I just finished reading about Shane’s 1990 Ford Bronco (April 2011). Thanks for running an article about the big ol’ Bronco! I may be biased being a Bronco owner myself, but I feel big Broncos get little love in the 4x4 world. They are a strong and durable truck that is well equipped for off-road use (unless it gets too tight in the trees). That being said I’d like to comment on the front C-clip issue. For a year I ran an Auburn ECTED in the rear with no problems (so far). Having great success with that set up I wanted to run it up front. I soon ran into the issue of trying to install the C-clip. Of course it was a no-go. I contacted Auburn who told me to put a valve spring in between the two halves of the axle. I did have to cut the spring shorter to have proper play in the axle but it worked. I have been out with the truck all summer like this with no problems. I don’t run hardcore stuff, just blues and a few blacks at Rausch Creek and whatever trails I can find at home. I just wanted to send this fix to you guys to help other Bronco owners out there also, to know if this was a good fixI want to be safe. Thanks.

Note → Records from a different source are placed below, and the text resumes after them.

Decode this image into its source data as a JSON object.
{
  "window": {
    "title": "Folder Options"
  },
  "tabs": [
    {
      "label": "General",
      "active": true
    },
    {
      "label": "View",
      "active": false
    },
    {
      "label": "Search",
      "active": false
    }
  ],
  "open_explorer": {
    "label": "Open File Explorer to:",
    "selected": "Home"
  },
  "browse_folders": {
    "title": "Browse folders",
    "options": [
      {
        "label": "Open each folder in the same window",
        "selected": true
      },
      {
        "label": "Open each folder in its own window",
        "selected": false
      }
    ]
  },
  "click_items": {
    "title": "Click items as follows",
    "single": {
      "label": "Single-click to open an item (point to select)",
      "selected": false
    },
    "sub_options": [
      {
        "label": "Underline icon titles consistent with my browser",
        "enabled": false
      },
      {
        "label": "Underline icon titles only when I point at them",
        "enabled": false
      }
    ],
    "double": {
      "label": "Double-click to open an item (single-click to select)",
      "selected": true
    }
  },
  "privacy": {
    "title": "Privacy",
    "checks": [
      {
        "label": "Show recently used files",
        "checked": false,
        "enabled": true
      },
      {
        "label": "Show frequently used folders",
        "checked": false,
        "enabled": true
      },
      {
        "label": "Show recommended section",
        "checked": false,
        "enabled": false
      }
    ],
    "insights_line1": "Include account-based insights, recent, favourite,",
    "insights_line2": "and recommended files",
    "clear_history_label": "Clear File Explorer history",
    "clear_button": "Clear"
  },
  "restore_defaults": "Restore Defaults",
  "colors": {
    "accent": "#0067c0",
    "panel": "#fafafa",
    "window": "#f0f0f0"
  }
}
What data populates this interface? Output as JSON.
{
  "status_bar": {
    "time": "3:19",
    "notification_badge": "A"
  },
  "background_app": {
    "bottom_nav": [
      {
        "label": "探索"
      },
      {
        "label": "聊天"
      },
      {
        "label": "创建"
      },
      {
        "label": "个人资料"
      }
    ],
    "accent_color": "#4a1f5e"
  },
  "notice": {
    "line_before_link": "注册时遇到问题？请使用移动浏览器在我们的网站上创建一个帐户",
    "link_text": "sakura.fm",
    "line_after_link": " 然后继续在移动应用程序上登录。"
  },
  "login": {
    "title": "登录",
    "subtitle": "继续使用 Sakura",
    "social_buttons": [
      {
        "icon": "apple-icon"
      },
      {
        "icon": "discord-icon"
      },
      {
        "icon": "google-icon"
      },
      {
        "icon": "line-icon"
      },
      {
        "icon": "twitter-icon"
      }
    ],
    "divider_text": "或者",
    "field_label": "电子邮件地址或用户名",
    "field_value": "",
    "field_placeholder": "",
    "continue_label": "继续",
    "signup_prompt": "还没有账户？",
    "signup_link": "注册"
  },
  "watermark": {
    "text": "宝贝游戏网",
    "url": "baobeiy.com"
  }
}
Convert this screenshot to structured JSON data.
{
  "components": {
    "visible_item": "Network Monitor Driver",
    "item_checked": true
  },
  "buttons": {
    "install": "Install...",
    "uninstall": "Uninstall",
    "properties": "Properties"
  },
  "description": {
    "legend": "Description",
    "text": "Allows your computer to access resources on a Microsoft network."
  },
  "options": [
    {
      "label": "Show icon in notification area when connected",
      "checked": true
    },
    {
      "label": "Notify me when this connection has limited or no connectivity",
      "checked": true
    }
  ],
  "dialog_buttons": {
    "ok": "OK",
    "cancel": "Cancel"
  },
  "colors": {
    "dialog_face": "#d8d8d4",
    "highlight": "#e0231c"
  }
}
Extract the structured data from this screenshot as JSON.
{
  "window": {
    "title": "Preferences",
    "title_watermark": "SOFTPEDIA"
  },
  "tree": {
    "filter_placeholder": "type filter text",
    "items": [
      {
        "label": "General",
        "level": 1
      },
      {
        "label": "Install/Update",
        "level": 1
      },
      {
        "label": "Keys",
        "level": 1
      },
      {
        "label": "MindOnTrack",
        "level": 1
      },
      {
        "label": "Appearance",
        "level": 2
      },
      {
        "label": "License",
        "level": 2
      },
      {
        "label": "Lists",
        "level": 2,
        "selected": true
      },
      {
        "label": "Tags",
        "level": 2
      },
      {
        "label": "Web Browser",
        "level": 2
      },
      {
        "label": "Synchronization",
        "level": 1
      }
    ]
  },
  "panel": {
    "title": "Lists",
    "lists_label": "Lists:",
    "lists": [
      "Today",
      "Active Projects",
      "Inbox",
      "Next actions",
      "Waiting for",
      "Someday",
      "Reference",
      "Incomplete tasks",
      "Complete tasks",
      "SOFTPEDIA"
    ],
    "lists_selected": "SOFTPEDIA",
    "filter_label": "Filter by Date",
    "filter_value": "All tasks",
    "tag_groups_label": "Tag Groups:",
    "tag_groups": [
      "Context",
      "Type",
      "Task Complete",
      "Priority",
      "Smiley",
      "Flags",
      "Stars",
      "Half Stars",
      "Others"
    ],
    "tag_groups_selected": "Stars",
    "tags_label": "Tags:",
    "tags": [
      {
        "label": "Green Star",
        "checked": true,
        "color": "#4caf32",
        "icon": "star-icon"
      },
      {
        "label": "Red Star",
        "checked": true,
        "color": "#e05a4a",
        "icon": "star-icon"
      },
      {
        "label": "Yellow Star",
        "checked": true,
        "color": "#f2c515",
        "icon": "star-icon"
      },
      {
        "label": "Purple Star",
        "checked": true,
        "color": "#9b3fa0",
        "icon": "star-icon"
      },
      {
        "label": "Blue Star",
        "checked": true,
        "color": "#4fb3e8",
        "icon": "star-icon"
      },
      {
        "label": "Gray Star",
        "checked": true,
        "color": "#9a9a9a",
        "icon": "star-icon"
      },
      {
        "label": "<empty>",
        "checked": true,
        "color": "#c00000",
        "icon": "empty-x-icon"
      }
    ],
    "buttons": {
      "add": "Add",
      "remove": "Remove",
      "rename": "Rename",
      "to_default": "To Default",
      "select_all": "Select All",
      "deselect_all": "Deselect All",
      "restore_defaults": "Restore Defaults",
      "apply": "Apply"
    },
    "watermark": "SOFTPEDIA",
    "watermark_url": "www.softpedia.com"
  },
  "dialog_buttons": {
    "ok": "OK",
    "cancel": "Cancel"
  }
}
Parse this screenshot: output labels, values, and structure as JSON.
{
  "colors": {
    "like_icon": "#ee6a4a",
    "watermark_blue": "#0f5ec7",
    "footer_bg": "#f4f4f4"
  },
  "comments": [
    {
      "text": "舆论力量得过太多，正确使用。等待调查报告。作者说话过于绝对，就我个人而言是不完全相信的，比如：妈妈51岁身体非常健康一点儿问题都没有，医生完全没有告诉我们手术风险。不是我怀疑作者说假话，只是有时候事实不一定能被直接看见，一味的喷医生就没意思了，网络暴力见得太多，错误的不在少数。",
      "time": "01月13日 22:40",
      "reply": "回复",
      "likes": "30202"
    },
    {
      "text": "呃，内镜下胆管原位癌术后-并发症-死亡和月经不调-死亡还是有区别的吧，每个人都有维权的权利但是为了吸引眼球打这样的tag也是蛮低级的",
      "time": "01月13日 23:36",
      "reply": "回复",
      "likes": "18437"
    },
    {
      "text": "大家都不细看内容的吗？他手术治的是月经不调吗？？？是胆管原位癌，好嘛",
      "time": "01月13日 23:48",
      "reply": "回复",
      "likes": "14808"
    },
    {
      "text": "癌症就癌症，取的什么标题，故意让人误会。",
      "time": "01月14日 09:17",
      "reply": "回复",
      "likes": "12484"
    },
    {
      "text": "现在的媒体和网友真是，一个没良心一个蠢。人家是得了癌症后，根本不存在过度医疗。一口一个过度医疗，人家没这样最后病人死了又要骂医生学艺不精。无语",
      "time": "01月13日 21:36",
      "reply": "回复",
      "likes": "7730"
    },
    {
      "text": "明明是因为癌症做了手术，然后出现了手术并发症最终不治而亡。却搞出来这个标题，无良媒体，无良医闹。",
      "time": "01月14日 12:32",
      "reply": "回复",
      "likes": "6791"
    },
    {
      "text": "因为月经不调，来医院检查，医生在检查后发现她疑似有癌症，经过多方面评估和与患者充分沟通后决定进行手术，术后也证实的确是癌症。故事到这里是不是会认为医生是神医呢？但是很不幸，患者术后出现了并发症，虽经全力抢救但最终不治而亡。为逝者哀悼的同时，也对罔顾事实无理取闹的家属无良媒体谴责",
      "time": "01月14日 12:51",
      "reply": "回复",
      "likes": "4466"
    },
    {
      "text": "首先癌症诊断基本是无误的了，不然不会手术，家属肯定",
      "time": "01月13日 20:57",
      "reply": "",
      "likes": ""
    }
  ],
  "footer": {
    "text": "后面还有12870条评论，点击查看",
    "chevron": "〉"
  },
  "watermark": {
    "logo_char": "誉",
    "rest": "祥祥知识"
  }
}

Islip, New York
Chris, this is a fix that we’ve seen on a couple forums and have been hoping to try out. I am not certain that it is a fix that Auburn endorses, however, and since I have not installed and tested it myself, I cannot attest to its strength or safety. But, I like the idea of it and it seems to be working for those who have tried it without any detrimental effects. The fix involves eliminating the front axle shaft C-clip that secures the passenger-side inner axle stub shaft inside Ford TTB front-axle housings. Eliminating the C-clip not only allows use of lockers and limited-slip diffs intended for non-C-clip applications, but also saves tons of labor time should you have to replace an axle shaft or U-joint on the trail. Eliminating the C-clip makes it so the shaft can be removed without having to tear apart the whole assembly to get to the C-clip inside the housing. With the C-clip eliminated you will still need a means of retaining the stub shaft in the housing. There are actually two ways to go about this. The method you mentioned involves placing a small spring in the slip yoke between the shafts and welding the dust cap in place to secure it. Ford uses a similar method to this in some of its non-C-clip TTB frontends. Another method involves installing a small valve-spring-sized coil spring and retainer over the inner stub shaft splines where it connects to the outer shaft. With both methods, the spring creates tension between the inner and outer shafts so that the inner shaft is held firmly in place inside the housing. Many have used cut-down valve springs for this fix, but any coil spring with a large enough diameter to fit over the axle shaft splines should do the trick, provided it is the proper length and offers an appropriate degree of tension. The spring can be secured in a variety of manners, including adding a weld bead around the circumference of the axle shaft, using hose clamps, or manufacturing some sort of custom retainer. Thanks for writing. ’Wheel on.